Four works: (i-iv) Man Ray

(i, iii) signed "Andy Warhol" on the reverse
(ii, iv) signed and dated "Andy Warhol 1974" on the reverse

acrylic and silkscreen ink on canvas
(i) 16 1/8 x 12 1/8 in. (41 x 30.7 cm.)
(ii) 15 7/8 x 12 in. (40.4 x 30.5 cm.)
(iii) 16 1/8 x 12 in. (41 x 30.5 cm.)
(iv) 15 7/8 x 12 1/4 in. (40.6 x 31 cm.)

Executed in 1974.

$350,000 - 500,000 

Sold for $400,000

Contact Specialist
John McCord
Head of Day Sale, Morning Session
New York
+1 212 940 1261

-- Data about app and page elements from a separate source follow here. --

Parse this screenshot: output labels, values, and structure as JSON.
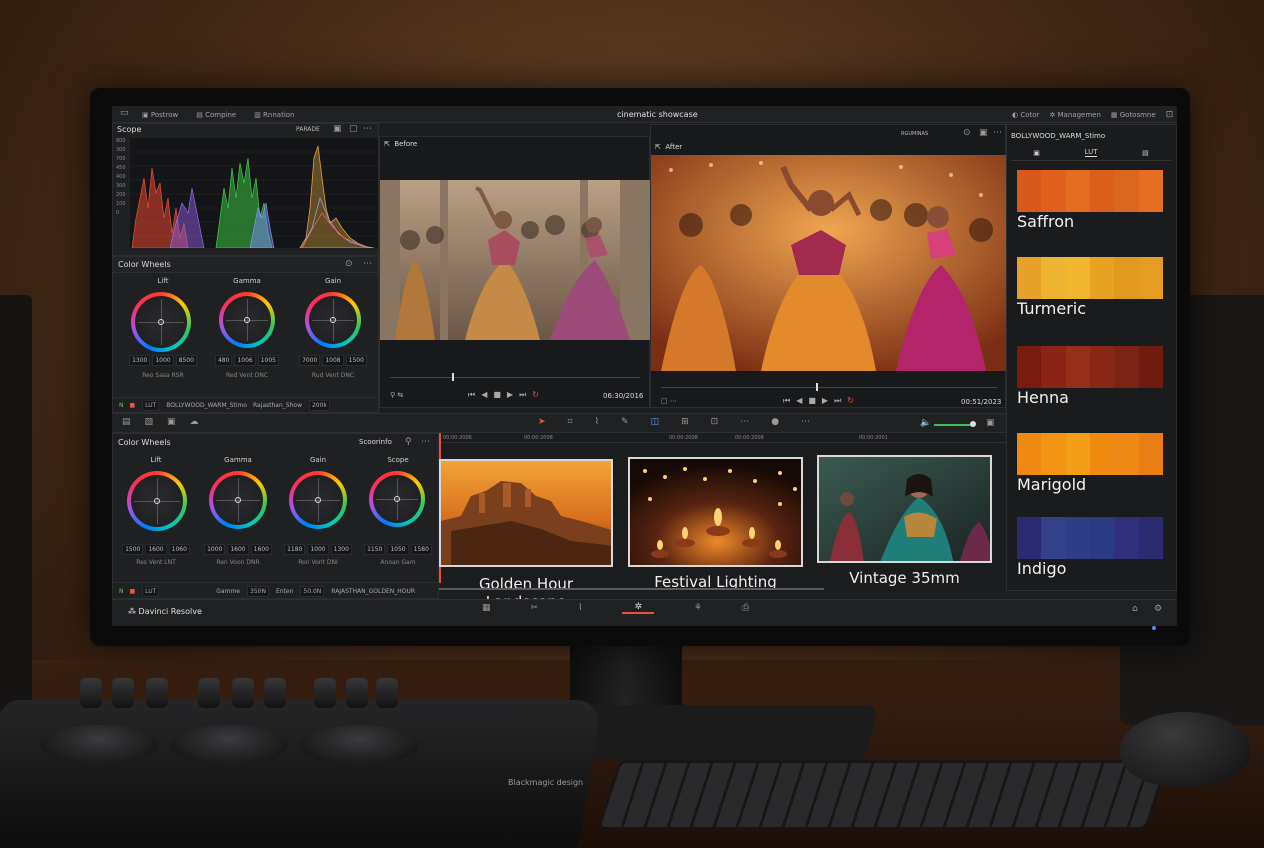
{
  "window": {
    "title": "cinematic showcase",
    "app_name": "Davinci Resolve"
  },
  "topbar": {
    "left_tabs": [
      {
        "label": "Postrow"
      },
      {
        "label": "Compine"
      },
      {
        "label": "Rnnation"
      }
    ],
    "right_tabs": [
      {
        "label": "Cotor"
      },
      {
        "label": "Managemen"
      },
      {
        "label": "Gotosmne"
      }
    ],
    "right_title": "BOLLYWOOD_WARM_Stimo",
    "right_tabs_sub": "LUT"
  },
  "scope": {
    "title": "Scope",
    "mode": "PARADE",
    "axis": [
      "800",
      "300",
      "700",
      "450",
      "400",
      "300",
      "200",
      "100",
      "0"
    ]
  },
  "color_wheels_top": {
    "title": "Color Wheels",
    "wheels": [
      {
        "name": "Lift",
        "values": [
          "1300",
          "1000",
          "8500"
        ],
        "labels": [
          "Reo",
          "Sasa",
          "RSR"
        ]
      },
      {
        "name": "Gamma",
        "values": [
          "480",
          "1006",
          "1005"
        ],
        "labels": [
          "Red",
          "Vent",
          "DNC"
        ]
      },
      {
        "name": "Gain",
        "values": [
          "7000",
          "1008",
          "1500"
        ],
        "labels": [
          "Rud",
          "Vent",
          "DNC"
        ]
      }
    ],
    "footer": {
      "lut": "LUT",
      "lut_name": "BOLLYWOOD_WARM_Stimo",
      "field_label": "Rajasthan_Show",
      "field_value": "200k"
    }
  },
  "viewer_before": {
    "label": "Before",
    "timecode": "06:30/2016"
  },
  "viewer_after": {
    "label": "After",
    "timecode": "00:51/2023",
    "top_control": "RGUMINAS"
  },
  "toolbar_mid": {
    "label": "Scoorinfo"
  },
  "color_wheels_bottom": {
    "title": "Color Wheels",
    "wheels": [
      {
        "name": "Lift",
        "values": [
          "1500",
          "1600",
          "1060"
        ],
        "labels": [
          "Res",
          "Vent",
          "LNT"
        ]
      },
      {
        "name": "Gamma",
        "values": [
          "1000",
          "1600",
          "1600"
        ],
        "labels": [
          "Ren",
          "Voon",
          "DNR"
        ]
      },
      {
        "name": "Gain",
        "values": [
          "1180",
          "1000",
          "1300"
        ],
        "labels": [
          "Ron",
          "Vont",
          "DNI"
        ]
      },
      {
        "name": "Scope",
        "values": [
          "1150",
          "1050",
          "1580"
        ],
        "labels": [
          "Anoan",
          "Gam",
          ""
        ]
      }
    ],
    "footer": {
      "lut": "LUT",
      "gamma_label": "Gamme",
      "gamma_value": "350N",
      "ent_label": "Enten",
      "ent_value": "50.0N",
      "lut_name": "RAJASTHAN_GOLDEN_HOUR"
    }
  },
  "timeline": {
    "timecodes": [
      "00:00:2006",
      "00:00:2008",
      "00:00:2008",
      "00:00:2008",
      "00:00:2001"
    ],
    "clips": [
      {
        "name": "Golden Hour Landscape"
      },
      {
        "name": "Festival Lighting"
      },
      {
        "name": "Vintage 35mm"
      }
    ]
  },
  "palettes": [
    {
      "name": "Saffron",
      "colors": [
        "#d9591a",
        "#e0611c",
        "#e36d1f",
        "#dc5f19",
        "#d9681d",
        "#e56e22"
      ]
    },
    {
      "name": "Turmeric",
      "colors": [
        "#e8a22a",
        "#edb431",
        "#f0b72e",
        "#e9a323",
        "#e19a1e",
        "#e49c22"
      ]
    },
    {
      "name": "Henna",
      "colors": [
        "#7a1a10",
        "#8a2416",
        "#94301a",
        "#8a2716",
        "#7c2414",
        "#6e1c10"
      ]
    },
    {
      "name": "Marigold",
      "colors": [
        "#f08a12",
        "#f39414",
        "#f59f18",
        "#f08b12",
        "#ee8a15",
        "#e97c12"
      ]
    },
    {
      "name": "Indigo",
      "colors": [
        "#2c2a73",
        "#34428e",
        "#2d3e86",
        "#2a3a83",
        "#312e7c",
        "#2c2b70"
      ]
    }
  ],
  "hardware": {
    "console_brand": "Blackmagic design"
  }
}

20th C. & Contemporary Art Day Sale, Morning Session

New York Auction 13 November 2019